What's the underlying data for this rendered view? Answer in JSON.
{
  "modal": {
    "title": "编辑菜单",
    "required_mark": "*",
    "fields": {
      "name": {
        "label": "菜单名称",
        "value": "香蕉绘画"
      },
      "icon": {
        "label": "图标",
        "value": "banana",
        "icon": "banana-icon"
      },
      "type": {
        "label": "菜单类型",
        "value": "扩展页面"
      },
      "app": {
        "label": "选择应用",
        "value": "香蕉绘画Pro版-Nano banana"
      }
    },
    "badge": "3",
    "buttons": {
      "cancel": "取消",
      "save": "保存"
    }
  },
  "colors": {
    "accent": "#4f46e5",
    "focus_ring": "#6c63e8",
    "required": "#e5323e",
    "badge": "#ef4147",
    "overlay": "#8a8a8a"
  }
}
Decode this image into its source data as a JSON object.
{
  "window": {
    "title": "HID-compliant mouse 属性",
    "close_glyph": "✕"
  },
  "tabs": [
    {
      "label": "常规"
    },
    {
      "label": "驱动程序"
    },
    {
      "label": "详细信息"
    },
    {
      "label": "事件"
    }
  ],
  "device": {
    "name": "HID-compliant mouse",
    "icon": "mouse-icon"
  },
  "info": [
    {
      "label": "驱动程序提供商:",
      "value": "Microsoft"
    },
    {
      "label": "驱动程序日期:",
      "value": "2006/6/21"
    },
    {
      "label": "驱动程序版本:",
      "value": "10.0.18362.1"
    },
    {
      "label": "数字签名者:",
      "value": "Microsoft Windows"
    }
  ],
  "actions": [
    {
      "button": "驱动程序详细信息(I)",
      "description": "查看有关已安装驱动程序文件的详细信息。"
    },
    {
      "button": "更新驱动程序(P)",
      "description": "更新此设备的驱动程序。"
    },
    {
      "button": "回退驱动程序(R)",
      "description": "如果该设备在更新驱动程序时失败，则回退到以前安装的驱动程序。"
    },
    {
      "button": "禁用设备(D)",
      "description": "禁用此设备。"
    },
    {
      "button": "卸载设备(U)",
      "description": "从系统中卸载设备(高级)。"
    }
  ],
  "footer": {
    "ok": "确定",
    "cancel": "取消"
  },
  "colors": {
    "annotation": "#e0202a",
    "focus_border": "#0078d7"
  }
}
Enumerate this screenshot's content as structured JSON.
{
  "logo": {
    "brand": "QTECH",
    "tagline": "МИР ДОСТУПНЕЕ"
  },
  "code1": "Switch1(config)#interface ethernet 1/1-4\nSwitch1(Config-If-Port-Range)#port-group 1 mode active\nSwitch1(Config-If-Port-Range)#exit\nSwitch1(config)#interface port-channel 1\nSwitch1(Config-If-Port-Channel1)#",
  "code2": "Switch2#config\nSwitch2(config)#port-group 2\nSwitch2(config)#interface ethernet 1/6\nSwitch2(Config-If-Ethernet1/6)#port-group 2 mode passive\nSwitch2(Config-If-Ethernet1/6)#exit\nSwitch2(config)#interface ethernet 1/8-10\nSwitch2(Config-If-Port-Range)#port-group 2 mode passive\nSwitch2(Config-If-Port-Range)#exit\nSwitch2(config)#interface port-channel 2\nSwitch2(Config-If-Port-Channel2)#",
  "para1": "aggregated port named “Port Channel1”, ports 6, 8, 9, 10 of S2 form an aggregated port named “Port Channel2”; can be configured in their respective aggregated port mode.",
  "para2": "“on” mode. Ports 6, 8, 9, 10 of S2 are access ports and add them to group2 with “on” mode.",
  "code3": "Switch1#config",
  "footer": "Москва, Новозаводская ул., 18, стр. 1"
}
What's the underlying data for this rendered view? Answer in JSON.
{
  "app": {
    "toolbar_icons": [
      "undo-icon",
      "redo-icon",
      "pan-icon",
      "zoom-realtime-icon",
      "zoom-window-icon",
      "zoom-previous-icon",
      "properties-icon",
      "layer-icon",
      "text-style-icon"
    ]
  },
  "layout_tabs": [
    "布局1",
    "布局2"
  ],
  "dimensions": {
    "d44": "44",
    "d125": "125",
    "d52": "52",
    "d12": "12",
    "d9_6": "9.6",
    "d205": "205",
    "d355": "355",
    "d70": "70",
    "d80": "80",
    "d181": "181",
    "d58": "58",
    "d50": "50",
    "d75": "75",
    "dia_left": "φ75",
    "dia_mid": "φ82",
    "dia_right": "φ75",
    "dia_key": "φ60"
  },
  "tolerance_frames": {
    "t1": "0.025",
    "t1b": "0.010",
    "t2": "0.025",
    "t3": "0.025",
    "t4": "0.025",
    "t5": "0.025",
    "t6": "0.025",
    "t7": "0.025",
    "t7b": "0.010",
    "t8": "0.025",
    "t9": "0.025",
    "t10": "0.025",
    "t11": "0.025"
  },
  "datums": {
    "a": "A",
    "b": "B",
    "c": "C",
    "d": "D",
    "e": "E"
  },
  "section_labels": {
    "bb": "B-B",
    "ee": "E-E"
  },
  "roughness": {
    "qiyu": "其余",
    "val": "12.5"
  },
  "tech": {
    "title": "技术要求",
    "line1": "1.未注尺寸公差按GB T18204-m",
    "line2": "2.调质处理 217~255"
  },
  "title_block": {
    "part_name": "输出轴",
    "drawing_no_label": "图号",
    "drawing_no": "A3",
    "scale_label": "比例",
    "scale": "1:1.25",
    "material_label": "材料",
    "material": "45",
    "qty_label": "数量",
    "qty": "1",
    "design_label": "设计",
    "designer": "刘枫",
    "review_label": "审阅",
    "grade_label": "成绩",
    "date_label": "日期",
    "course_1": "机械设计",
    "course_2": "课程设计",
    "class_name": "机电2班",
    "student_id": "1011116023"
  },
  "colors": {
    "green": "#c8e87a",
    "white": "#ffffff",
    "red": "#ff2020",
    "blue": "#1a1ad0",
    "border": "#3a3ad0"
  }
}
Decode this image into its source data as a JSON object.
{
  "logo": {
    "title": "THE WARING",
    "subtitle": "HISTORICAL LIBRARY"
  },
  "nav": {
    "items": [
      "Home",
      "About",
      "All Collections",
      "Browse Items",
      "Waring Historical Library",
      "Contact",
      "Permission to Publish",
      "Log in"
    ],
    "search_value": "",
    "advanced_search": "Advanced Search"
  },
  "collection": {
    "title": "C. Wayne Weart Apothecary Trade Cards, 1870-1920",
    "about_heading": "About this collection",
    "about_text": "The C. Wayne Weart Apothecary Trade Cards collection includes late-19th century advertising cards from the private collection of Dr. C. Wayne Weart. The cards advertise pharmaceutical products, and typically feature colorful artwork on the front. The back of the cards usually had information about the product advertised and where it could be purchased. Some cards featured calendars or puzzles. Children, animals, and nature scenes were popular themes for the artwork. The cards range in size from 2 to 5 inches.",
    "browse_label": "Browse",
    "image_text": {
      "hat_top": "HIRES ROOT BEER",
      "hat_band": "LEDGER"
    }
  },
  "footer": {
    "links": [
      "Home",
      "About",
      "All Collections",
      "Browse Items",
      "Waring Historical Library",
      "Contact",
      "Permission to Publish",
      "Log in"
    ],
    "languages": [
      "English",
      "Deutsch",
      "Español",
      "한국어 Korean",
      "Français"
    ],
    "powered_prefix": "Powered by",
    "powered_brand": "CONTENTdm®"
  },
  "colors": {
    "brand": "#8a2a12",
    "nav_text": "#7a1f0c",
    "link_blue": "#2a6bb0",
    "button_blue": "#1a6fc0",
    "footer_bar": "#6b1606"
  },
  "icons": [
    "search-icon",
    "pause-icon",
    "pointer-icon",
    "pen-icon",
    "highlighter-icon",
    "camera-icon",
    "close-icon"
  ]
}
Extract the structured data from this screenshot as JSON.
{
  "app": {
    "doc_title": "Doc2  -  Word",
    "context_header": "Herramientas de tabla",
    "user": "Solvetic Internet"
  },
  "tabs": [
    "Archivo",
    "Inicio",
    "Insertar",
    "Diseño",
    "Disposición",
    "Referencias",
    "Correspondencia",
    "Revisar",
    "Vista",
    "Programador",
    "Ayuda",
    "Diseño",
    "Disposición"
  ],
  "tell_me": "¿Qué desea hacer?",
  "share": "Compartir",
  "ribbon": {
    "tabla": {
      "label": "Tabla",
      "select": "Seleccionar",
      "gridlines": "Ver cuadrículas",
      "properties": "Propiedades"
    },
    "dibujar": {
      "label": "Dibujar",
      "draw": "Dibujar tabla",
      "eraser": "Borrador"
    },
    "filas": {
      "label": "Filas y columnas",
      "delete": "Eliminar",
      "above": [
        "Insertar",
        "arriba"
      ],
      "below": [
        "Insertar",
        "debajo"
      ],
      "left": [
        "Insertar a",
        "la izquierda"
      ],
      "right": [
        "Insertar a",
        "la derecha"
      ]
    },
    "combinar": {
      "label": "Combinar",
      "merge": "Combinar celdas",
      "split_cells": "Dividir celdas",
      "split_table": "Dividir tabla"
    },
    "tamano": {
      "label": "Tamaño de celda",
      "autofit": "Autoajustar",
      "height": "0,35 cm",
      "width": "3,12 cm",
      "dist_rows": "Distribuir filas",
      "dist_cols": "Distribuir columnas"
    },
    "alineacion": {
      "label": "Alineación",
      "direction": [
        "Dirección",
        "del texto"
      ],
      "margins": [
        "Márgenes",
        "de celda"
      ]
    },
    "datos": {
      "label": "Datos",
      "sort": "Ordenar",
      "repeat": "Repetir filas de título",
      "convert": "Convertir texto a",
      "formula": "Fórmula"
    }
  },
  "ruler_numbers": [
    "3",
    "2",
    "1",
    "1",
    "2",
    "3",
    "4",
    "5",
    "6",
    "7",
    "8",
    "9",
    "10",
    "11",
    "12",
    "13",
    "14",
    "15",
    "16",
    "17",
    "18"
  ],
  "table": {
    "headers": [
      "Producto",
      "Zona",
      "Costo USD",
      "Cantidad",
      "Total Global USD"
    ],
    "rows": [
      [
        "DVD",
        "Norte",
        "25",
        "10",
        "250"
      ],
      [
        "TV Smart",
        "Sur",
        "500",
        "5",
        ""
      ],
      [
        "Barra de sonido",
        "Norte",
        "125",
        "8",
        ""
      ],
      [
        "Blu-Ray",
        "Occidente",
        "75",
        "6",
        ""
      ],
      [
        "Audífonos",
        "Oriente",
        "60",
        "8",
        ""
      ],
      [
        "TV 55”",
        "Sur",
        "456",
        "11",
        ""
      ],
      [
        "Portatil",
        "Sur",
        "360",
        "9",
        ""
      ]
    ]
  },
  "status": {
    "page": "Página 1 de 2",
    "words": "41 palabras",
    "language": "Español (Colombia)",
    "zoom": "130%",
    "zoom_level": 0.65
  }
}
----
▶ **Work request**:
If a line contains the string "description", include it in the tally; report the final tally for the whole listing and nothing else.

▶ **Task solution**:
5